What’s the difference between a Solicitor and a Barrister?
Solicitors are qualified legal professionals who undertake an administrative function amongst other things; the giving of advice, the preparation of legal documents, the negotiation of legal matters and the preparation of Court documentation. Solicitors have specialist areas of practice but equally can be what is termed as general practitioners, and are permitted to advise and act in any area of the law that they consider themselves competent to practice. They have rights of audience in a court of law but are generally confined to the lower courts; the County Courts and Magistrates Courts.

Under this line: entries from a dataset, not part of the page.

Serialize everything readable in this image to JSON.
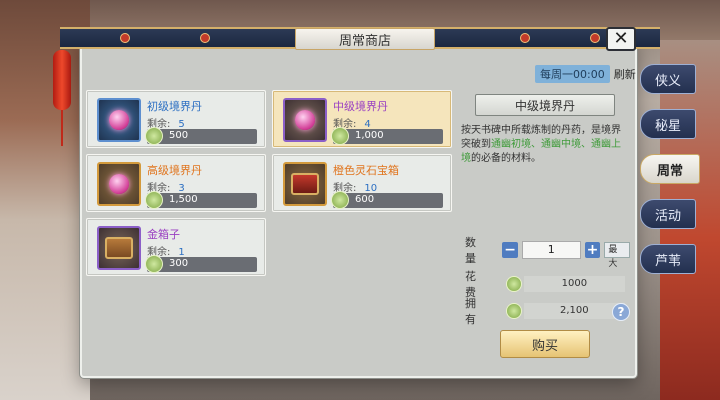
{
  "window": {
    "title": "周常商店"
  },
  "refresh": {
    "timer": "每周一00:00",
    "label": "刷新"
  },
  "side_tabs": [
    {
      "label": "侠义",
      "active": false
    },
    {
      "label": "秘星",
      "active": false
    },
    {
      "label": "周常",
      "active": true
    },
    {
      "label": "活动",
      "active": false
    },
    {
      "label": "芦苇",
      "active": false
    }
  ],
  "items": [
    {
      "name": "初级境界丹",
      "remain_label": "剩余:",
      "remain": "5",
      "price": "500",
      "icon": "orb-icon",
      "rarity": "blue"
    },
    {
      "name": "中级境界丹",
      "remain_label": "剩余:",
      "remain": "4",
      "price": "1,000",
      "icon": "orb-icon",
      "rarity": "purple",
      "selected": true
    },
    {
      "name": "高级境界丹",
      "remain_label": "剩余:",
      "remain": "3",
      "price": "1,500",
      "icon": "orb-icon",
      "rarity": "orange"
    },
    {
      "name": "橙色灵石宝箱",
      "remain_label": "剩余:",
      "remain": "10",
      "price": "600",
      "icon": "chest-icon",
      "rarity": "orange"
    },
    {
      "name": "金箱子",
      "remain_label": "剩余:",
      "remain": "1",
      "price": "300",
      "icon": "chest-icon",
      "rarity": "purple"
    }
  ],
  "detail": {
    "title": "中级境界丹",
    "desc_1": "按天书碑中所载炼制的丹药，是境界突破到",
    "desc_hl": "通幽初境、通幽中境、通幽上境",
    "desc_2": "的必备的材料。",
    "qty_label": "数量",
    "qty_value": "1",
    "max_label": "最大",
    "cost_label": "花费",
    "cost_value": "1000",
    "own_label": "拥有",
    "own_value": "2,100",
    "buy_label": "购买"
  },
  "colors": {
    "orange": "#e0741d",
    "purple": "#9a40c2",
    "accent": "#4f7cc0"
  }
}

Barristers are also qualified legal professionals, but they usually specialise in a specific area of law or several areas of law. They work collectively from an umbrella ‘Chambers’ and rarely come into general contact with the public in the sense that they will normally only meet a client when the need to give advice face to face arises or they need to assess their client before representing them before a Court.